    I actually read Gary Taubes’ book first, but in the process of research came across Fat Head pretty quickly. I’ve probably seen it 10 times and forced a number of people to watch it. I recommend it and this blog on my blog–which I started because so many people asked me how it happened and I couldn’t tell them in a 30 second conversation. Although I link to and/or recommend a number of things on there, the Fat Head movie is by far the most popular the one most people have gone too. Movies are just so much more accessible for some people, and I couldn’t be more thrilled that it’s out there. To date, almost all of my brothers and sisters and their spouses and their children, as well as dozens of people I know, are trying to eat this way, and not one has failed to see some benefit.

    When someone writes me clearly hoping I’ll make Fat Head “available” through some less-than-legal source so they won’t have to pay for it (thankfully doesn’t happen that much anymore–it’s hard to find someone who doesn’t have Netflix, Hulu or Amazon Prime anymore) I get a tad exercised.

    I appreciate you not giving it away for free.

    125 pounds in nine months is quite an accomplishment.

  24. Adam Kosloff says:

    Great stuff, Tom!

    Btw, just convinced two close friends to go rent FatHead (or download it, or stream it, or whatever the kids do these days).

    Keep spreading the gospel, brother!

    If they’re kids, they’re probably watching it online. Physical DVDs are, like, soooo 2002.

  25. Chuck says:

    I was searching around the internet and saw this, and thought everyone might be interested if they don’t already know about it.

    http://fatworksfoods.com/

    https://www.facebook.com/fatworks

  26. Judy says:

    Okay, here it is.

    Grain-free baking powder biscuits

    2 Cups almond flour
    1 Tbls xanthan gum
    1 Tbls baking powder
    1/2 tsp salt
    2 oz cream cheese (the block kind, not the stuff in the tub)
    1/2 Cup milk or milk sub

    Preheat oven to 425 degrees.
    Mix dry ingredients together.
    Cut in cream cheese – I use a bent fork, works great.
    Add milk and mix well. Dough will be a bit sticky.
    Form into balls with hands or use an ice cream scoop.
    Place on cookie sheet lined with parchment paper.
    Flatten to desired thickness. These won’t rise much.
    Makes 8-10 small biscuits or 5-6 large.
    Bake 10-14 minutes for small biscuits or 14-18 minutes for large, depending on your oven, until lightly brown on top. These will brown up a bit more as they cool, and the bottoms get really dark if you leave them in too long.

    Refrigerate or freeze if not using within the next day. These will start molding within 2-3 days.

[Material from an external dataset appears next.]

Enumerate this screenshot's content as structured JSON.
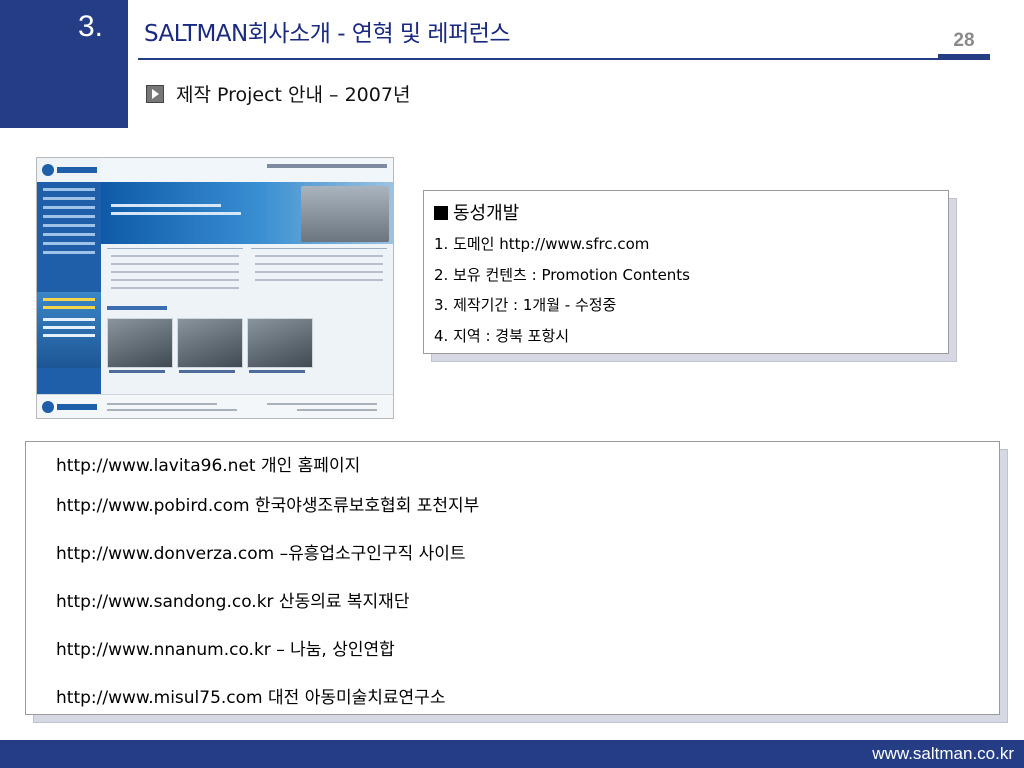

    The cream cheese seems to cut the stronger flavor of the almond flour. I’ve tried it without, and didn’t care for the flavor as much, plus they were a bit crumbly. I’ve tried it with the cream cheese and without the xanthan gum – the flavor was good, and they were moist, but pretty crumbly at the same time.

  27.  
Leave a Reply